The Problem with metallic equipment and cold temperatures is that your hands are moist, if you touch a very cold metallic surface (or any other smooth surface), your moisture will freeze to the surface which causes the top layer of your skin to get stuck on the surface. For Example: it's freezing cold outside and you put your tongue (which is very moist, ...


9

Altitude acclimatization is not just a single change in your body but a long list of different things that are going on. There is a nice chart on p. 326 of House and Johnston, Training for the New Alpinism, which gives a list of the following adaptations (they label #6 as two items): increased ventilation rate increased heart rate and blood pressure blood ...


8

With due respect to Ben Crowell, who is I believe a far more experienced outdoorsman than I am, I beg to differ with his answer. (Edit: prior to revision that is.) Having worked at a very small climbing wall I have seen tough ropes completely worn out by top-rope climbing alone, therefore at least in the extreme "Ropes don't become weak from top-roping or ...


8

I have used them heaps for Rappelling, and am more comfortable using a Snow bollard than any other single anchor.
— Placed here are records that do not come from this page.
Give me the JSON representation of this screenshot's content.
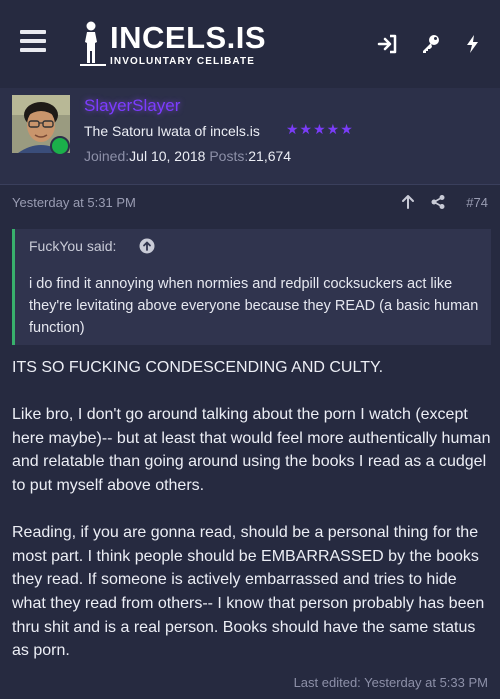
{
  "header": {
    "logo_title": "INCELS.IS",
    "logo_subtitle": "INVOLUNTARY CELIBATE",
    "icons": [
      "menu-icon",
      "login-icon",
      "key-icon",
      "lightning-icon"
    ]
  },
  "user": {
    "name": "SlayerSlayer",
    "title": "The Satoru Iwata of incels.is",
    "stars": "★★★★★",
    "joined_label": "Joined:",
    "joined_value": "Jul 10, 2018",
    "posts_label": "Posts:",
    "posts_value": "21,674",
    "online": true,
    "name_color": "#7c3cff"
  },
  "post": {
    "date": "Yesterday at 5:31 PM",
    "number": "#74",
    "icons": [
      "arrow-up-icon",
      "share-icon"
    ]
  },
  "quote": {
    "author_said": "FuckYou said:",
    "text": "i do find it annoying when normies and redpill cocksuckers act like they're levitating above everyone because they READ (a basic human function)",
    "accent": "#38b06c"
  },
  "body": {
    "p1": "ITS SO FUCKING CONDESCENDING AND CULTY.",
    "p2": "Like bro, I don't go around talking about the porn I watch (except here maybe)-- but at least that would feel more authentically human and relatable than going around using the books I read as a cudgel to put myself above others.",
    "p3": "Reading, if you are gonna read, should be a personal thing for the most part. I think people should be EMBARRASSED by the books they read. If someone is actively embarrassed and tries to hide what they read from others-- I know that person probably has been thru shit and is a real person. Books should have the same status as porn."
  },
  "last_edited": "Last edited: Yesterday at 5:33 PM"
}
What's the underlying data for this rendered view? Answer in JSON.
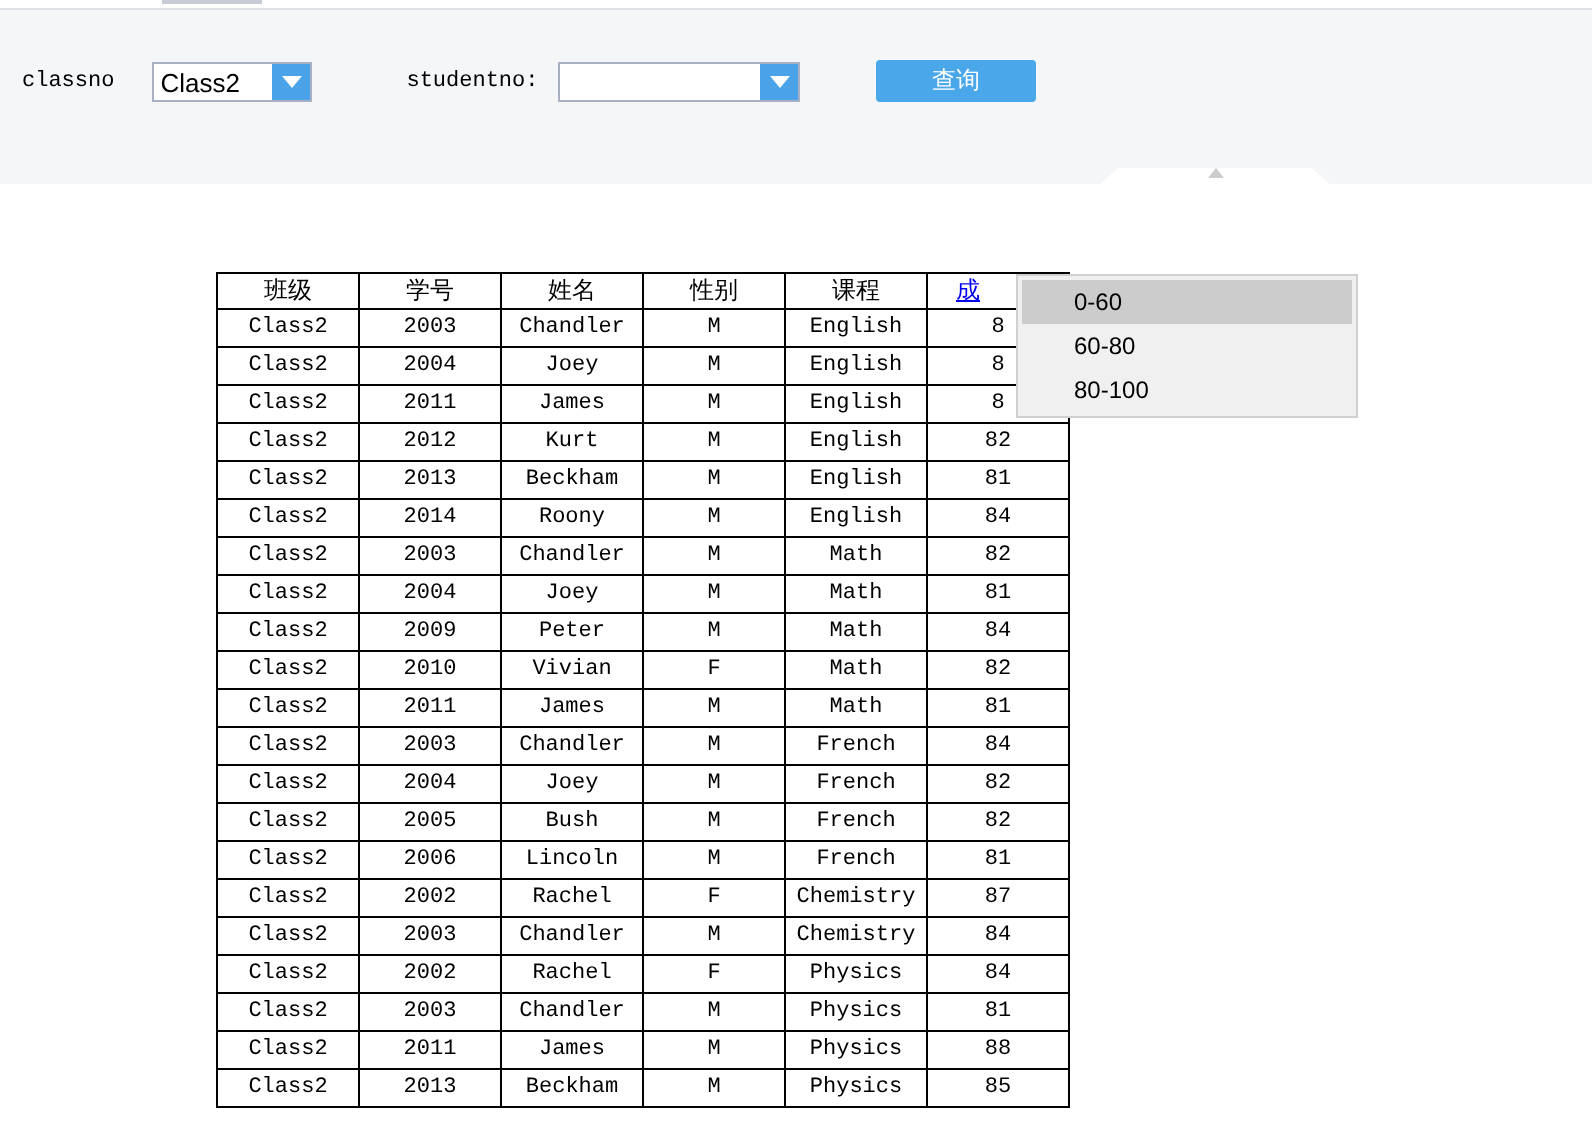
{
  "filters": {
    "classno": {
      "label": "classno",
      "value": "Class2"
    },
    "studentno": {
      "label": "studentno:"
    },
    "query_button": "查询"
  },
  "table": {
    "columns": [
      "班级",
      "学号",
      "姓名",
      "性别",
      "课程",
      "成"
    ],
    "rows": [
      [
        "Class2",
        "2003",
        "Chandler",
        "M",
        "English",
        "8"
      ],
      [
        "Class2",
        "2004",
        "Joey",
        "M",
        "English",
        "8"
      ],
      [
        "Class2",
        "2011",
        "James",
        "M",
        "English",
        "8"
      ],
      [
        "Class2",
        "2012",
        "Kurt",
        "M",
        "English",
        "82"
      ],
      [
        "Class2",
        "2013",
        "Beckham",
        "M",
        "English",
        "81"
      ],
      [
        "Class2",
        "2014",
        "Roony",
        "M",
        "English",
        "84"
      ],
      [
        "Class2",
        "2003",
        "Chandler",
        "M",
        "Math",
        "82"
      ],
      [
        "Class2",
        "2004",
        "Joey",
        "M",
        "Math",
        "81"
      ],
      [
        "Class2",
        "2009",
        "Peter",
        "M",
        "Math",
        "84"
      ],
      [
        "Class2",
        "2010",
        "Vivian",
        "F",
        "Math",
        "82"
      ],
      [
        "Class2",
        "2011",
        "James",
        "M",
        "Math",
        "81"
      ],
      [
        "Class2",
        "2003",
        "Chandler",
        "M",
        "French",
        "84"
      ],
      [
        "Class2",
        "2004",
        "Joey",
        "M",
        "French",
        "82"
      ],
      [
        "Class2",
        "2005",
        "Bush",
        "M",
        "French",
        "82"
      ],
      [
        "Class2",
        "2006",
        "Lincoln",
        "M",
        "French",
        "81"
      ],
      [
        "Class2",
        "2002",
        "Rachel",
        "F",
        "Chemistry",
        "87"
      ],
      [
        "Class2",
        "2003",
        "Chandler",
        "M",
        "Chemistry",
        "84"
      ],
      [
        "Class2",
        "2002",
        "Rachel",
        "F",
        "Physics",
        "84"
      ],
      [
        "Class2",
        "2003",
        "Chandler",
        "M",
        "Physics",
        "81"
      ],
      [
        "Class2",
        "2011",
        "James",
        "M",
        "Physics",
        "88"
      ],
      [
        "Class2",
        "2013",
        "Beckham",
        "M",
        "Physics",
        "85"
      ]
    ]
  },
  "score_menu": [
    {
      "label": "0-60",
      "selected": true
    },
    {
      "label": "60-80",
      "selected": false
    },
    {
      "label": "80-100",
      "selected": false
    }
  ]
}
I have seen snow stakes bend under the load of one person, ice screws pull the ice off the rock. I have seen deadmen fail when the knots came undone (might have been incorrectly clipped 'biner) (students on that course got a valuable knot tying ...


8

To answer your first question,"If the situation asks for it, should a mountaineer be donating blood at higher altitude?" I'm assuming you're referring to a life and death situation on the mountain where someone desperately needs an emergency transfusion to survive an accident, and whether or not it is safe to offer your blood. My answer would be yes, you ...


8

You will want to look for a sun cream that is designed for swimming - don't bother looking for specific ingredients, look for the bottles that say they are for sun and swim. Usually in addition to the SPF they will have a rating or guide as to how often you need to reapply (eg every swim, or every two swims) @ShemSeger's comment is the recommended way to ...


7

The main standards to focus on for bicycle helmets are probably the CPSC standard in the US, and the EN 1078 standard in Europe. The climbing helmet UIAA 106 standard is based on the EN 12492 standard. Unfortunately the EU standards do not appear publicly available due to copyright issues. Bike helmets: CPSC: Helmet is attached to a 5kg headform and ...


7

Being young, athletic, fit and having great conditions won't help you if you are missing experience in techniques/tactics required when going over glaciers. Kilimanjaro is a high altitude mountain, but it is technically easy. You don't have to touch a glacier there so it's not really a good reference. Therefore I would highly suggest to hire a guide at ...


7

Yes. It is safe to be in your car when in a lightning storm. Cars (pretty sure not soft-tops) and planes act as a Faraday Cage Faraday cages are metal containers or meshes which protects against static and non static electricity. As a note... Top Gear also tested this in laboratory conditions with an artificial lightning generator and Richard Hammond ...


7

To be honest, the most important thing a Rescue Team needs to have is plenty of manpower (and womanpower!) with training and experience (speaking as a member of a UK Cave Rescue Team).


7

In my opinion you should also take the hybrid helmets into account. As far as I know, hardshell helmets are more robust than foam ones but they are heavier. That's also the reason they invented the hybrid, to get a compromise of both. Hybrid has a thinner hard outer shell (lighter than the extremely robust hardshell helmets) to protect against deformation. ...



Only top voted, non community-wiki answers of a minimum length are eligible